Your team ultimately has a budget that can be spent on one-off features. As a result, you need to make sure that you are pushing back against bad requests. You need to be on the same page with sales leadership about which accounts matter and which do not, and it should not be easy for sales teams to get one-offs pushed through. We recommend that all major roadmap concessions run through the head of product and head of sales as the keepers of this budget for special product efforts.
One-offs as you scale
While the demand for special features never fully disappears, the opportunities and your approach should scale over time. One strategy that we’ve used is to have a threshold for which types of circumstances merit discussion as a potential one-off. For example, only revenue opportunities that would represent at least 5% of your current revenue will even be considered.

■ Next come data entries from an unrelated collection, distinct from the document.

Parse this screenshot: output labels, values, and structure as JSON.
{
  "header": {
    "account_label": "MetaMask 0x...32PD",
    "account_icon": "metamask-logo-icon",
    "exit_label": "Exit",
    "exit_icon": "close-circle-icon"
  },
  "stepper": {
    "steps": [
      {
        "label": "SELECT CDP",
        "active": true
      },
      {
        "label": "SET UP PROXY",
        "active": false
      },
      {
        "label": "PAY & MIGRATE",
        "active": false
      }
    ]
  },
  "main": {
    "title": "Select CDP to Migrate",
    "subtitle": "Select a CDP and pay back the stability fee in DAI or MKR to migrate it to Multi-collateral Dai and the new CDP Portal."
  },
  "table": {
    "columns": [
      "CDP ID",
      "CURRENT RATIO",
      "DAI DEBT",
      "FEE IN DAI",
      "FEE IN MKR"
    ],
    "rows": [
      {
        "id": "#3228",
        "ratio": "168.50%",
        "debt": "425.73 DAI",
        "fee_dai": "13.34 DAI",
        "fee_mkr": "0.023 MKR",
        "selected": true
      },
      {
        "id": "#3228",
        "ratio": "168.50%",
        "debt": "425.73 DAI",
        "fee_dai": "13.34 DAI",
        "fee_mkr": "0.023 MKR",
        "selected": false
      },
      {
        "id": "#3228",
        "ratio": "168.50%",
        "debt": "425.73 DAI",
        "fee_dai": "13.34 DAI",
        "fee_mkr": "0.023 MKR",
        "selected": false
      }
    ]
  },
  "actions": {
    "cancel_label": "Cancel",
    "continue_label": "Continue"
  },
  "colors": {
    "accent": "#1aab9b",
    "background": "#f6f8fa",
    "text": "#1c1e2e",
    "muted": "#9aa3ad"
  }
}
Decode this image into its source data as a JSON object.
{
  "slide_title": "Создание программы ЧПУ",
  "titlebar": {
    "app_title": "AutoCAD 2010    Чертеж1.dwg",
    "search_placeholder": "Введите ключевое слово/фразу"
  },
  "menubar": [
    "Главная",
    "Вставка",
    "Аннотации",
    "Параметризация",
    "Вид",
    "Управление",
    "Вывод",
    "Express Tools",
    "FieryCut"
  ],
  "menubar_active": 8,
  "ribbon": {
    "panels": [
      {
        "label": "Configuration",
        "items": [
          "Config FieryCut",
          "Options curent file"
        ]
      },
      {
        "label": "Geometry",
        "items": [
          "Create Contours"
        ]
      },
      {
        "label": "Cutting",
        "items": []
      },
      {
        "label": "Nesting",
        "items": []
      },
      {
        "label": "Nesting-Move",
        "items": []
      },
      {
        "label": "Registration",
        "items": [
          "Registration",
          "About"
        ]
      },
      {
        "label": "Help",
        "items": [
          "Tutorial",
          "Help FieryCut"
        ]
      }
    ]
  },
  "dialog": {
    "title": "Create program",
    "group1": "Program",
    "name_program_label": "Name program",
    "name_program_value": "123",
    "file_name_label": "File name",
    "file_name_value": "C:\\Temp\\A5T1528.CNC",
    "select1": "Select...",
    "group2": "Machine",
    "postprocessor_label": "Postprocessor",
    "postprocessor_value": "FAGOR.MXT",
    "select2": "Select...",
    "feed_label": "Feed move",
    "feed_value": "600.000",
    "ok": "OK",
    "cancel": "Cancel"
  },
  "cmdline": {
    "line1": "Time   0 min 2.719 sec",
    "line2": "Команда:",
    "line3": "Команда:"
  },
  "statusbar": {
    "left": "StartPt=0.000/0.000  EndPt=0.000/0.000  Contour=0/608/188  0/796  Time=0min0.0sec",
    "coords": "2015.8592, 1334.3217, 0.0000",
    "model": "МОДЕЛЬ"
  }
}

You should also track the one-offs that you’ve built and use the clarity of hindsight to decide whether they were good ideas. That way, you can calibrate the impact of building special requests and your threshold for tackling them.
- Enterprise SaaS businesses should expect regular pressure to change their roadmaps in order to facilitate short-term goals.
- You should generally try to avoid breaking your roadmap, but one-off features can sometimes deliver significant business value. The optimal path lies somewhere in the middle.
- If you must build a one-off feature, steer towards enhancements that both deliver significant business value and align with your product vision – especially features which you would have otherwise built eventually.
- Changing your roadmap carries costs in terms of time, product quality, and morale, and you need to clinically evaluate and manage the downsides.
- As your business scales, the benefits of breaking your roadmap should scale as well.